Description of the task:
Return every record below exactly as written.

Data for analysis:
++++++++

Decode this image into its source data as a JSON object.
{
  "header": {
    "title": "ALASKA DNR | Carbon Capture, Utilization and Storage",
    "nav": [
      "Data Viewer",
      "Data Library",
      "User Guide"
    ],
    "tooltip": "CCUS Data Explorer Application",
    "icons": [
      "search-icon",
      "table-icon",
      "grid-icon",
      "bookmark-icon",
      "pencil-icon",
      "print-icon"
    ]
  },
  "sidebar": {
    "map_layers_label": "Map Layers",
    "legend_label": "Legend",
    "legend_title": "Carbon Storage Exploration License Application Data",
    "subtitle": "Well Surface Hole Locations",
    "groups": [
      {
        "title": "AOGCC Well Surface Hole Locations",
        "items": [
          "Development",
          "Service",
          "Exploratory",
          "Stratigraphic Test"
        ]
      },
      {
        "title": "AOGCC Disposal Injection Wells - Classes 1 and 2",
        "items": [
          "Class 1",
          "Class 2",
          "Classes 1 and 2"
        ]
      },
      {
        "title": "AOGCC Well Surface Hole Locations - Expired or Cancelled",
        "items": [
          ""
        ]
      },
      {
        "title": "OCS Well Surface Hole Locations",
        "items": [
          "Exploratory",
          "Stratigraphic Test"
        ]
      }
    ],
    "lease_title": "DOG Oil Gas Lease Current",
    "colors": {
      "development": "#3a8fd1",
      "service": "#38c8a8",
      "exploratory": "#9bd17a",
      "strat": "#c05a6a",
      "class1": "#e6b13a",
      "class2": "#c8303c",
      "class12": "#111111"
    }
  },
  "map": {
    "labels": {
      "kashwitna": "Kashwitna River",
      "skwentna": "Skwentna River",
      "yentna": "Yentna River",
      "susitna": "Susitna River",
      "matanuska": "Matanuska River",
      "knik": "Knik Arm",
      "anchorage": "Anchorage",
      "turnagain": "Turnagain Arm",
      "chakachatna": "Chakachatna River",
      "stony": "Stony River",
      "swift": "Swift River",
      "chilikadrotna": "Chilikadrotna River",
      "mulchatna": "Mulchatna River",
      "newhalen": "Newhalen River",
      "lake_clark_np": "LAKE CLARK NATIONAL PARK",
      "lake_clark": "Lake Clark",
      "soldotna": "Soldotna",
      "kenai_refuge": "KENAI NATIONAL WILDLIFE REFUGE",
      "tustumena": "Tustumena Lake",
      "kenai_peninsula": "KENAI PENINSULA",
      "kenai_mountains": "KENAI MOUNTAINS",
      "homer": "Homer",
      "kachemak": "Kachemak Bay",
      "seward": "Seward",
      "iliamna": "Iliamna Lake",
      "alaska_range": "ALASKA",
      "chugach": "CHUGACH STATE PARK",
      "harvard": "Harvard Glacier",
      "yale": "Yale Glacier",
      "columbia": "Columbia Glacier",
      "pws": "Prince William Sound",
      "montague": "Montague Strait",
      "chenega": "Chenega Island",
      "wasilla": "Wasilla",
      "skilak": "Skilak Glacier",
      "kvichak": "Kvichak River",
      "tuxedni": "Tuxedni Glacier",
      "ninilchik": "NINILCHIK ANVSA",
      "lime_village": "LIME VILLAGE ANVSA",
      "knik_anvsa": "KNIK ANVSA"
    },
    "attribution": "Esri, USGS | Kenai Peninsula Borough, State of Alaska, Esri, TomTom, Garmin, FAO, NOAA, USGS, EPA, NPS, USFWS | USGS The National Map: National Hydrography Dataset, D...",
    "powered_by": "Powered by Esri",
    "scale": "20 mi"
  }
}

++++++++

The answer:
Decode this image into its source data as a JSON object.
{
  "header": {
    "title": "ALASKA DNR | Carbon Capture, Utilization and Storage",
    "nav": [
      "Data Viewer",
      "Data Library",
      "User Guide"
    ],
    "tooltip": "CCUS Data Explorer Application",
    "icons": [
      "search-icon",
      "table-icon",
      "grid-icon",
      "bookmark-icon",
      "pencil-icon",
      "print-icon"
    ]
  },
  "sidebar": {
    "map_layers_label": "Map Layers",
    "legend_label": "Legend",
    "legend_title": "Carbon Storage Exploration License Application Data",
    "subtitle": "Well Surface Hole Locations",
    "groups": [
      {
        "title": "AOGCC Well Surface Hole Locations",
        "items": [
          "Development",
          "Service",
          "Exploratory",
          "Stratigraphic Test"
        ]
      },
      {
        "title": "AOGCC Disposal Injection Wells - Classes 1 and 2",
        "items": [
          "Class 1",
          "Class 2",
          "Classes 1 and 2"
        ]
      },
      {
        "title": "AOGCC Well Surface Hole Locations - Expired or Cancelled",
        "items": [
          ""
        ]
      },
      {
        "title": "OCS Well Surface Hole Locations",
        "items": [
          "Exploratory",
          "Stratigraphic Test"
        ]
      }
    ],
    "lease_title": "DOG Oil Gas Lease Current",
    "colors": {
      "development": "#3a8fd1",
      "service": "#38c8a8",
      "exploratory": "#9bd17a",
      "strat": "#c05a6a",
      "class1": "#e6b13a",
      "class2": "#c8303c",
      "class12": "#111111"
    }
  },
  "map": {
    "labels": {
      "kashwitna": "Kashwitna River",
      "skwentna": "Skwentna River",
      "yentna": "Yentna River",
      "susitna": "Susitna River",
      "matanuska": "Matanuska River",
      "knik": "Knik Arm",
      "anchorage": "Anchorage",
      "turnagain": "Turnagain Arm",
      "chakachatna": "Chakachatna River",
      "stony": "Stony River",
      "swift": "Swift River",
      "chilikadrotna": "Chilikadrotna River",
      "mulchatna": "Mulchatna River",
      "newhalen": "Newhalen River",
      "lake_clark_np": "LAKE CLARK NATIONAL PARK",
      "lake_clark": "Lake Clark",
      "soldotna": "Soldotna",
      "kenai_refuge": "KENAI NATIONAL WILDLIFE REFUGE",
      "tustumena": "Tustumena Lake",
      "kenai_peninsula": "KENAI PENINSULA",
      "kenai_mountains": "KENAI MOUNTAINS",
      "homer": "Homer",
      "kachemak": "Kachemak Bay",
      "seward": "Seward",
      "iliamna": "Iliamna Lake",
      "alaska_range": "ALASKA",
      "chugach": "CHUGACH STATE PARK",
      "harvard": "Harvard Glacier",
      "yale": "Yale Glacier",
      "columbia": "Columbia Glacier",
      "pws": "Prince William Sound",
      "montague": "Montague Strait",
      "chenega": "Chenega Island",
      "wasilla": "Wasilla",
      "skilak": "Skilak Glacier",
      "kvichak": "Kvichak River",
      "tuxedni": "Tuxedni Glacier",
      "ninilchik": "NINILCHIK ANVSA",
      "lime_village": "LIME VILLAGE ANVSA",
      "knik_anvsa": "KNIK ANVSA"
    },
    "attribution": "Esri, USGS | Kenai Peninsula Borough, State of Alaska, Esri, TomTom, Garmin, FAO, NOAA, USGS, EPA, NPS, USFWS | USGS The National Map: National Hydrography Dataset, D...",
    "powered_by": "Powered by Esri",
    "scale": "20 mi"
  }
}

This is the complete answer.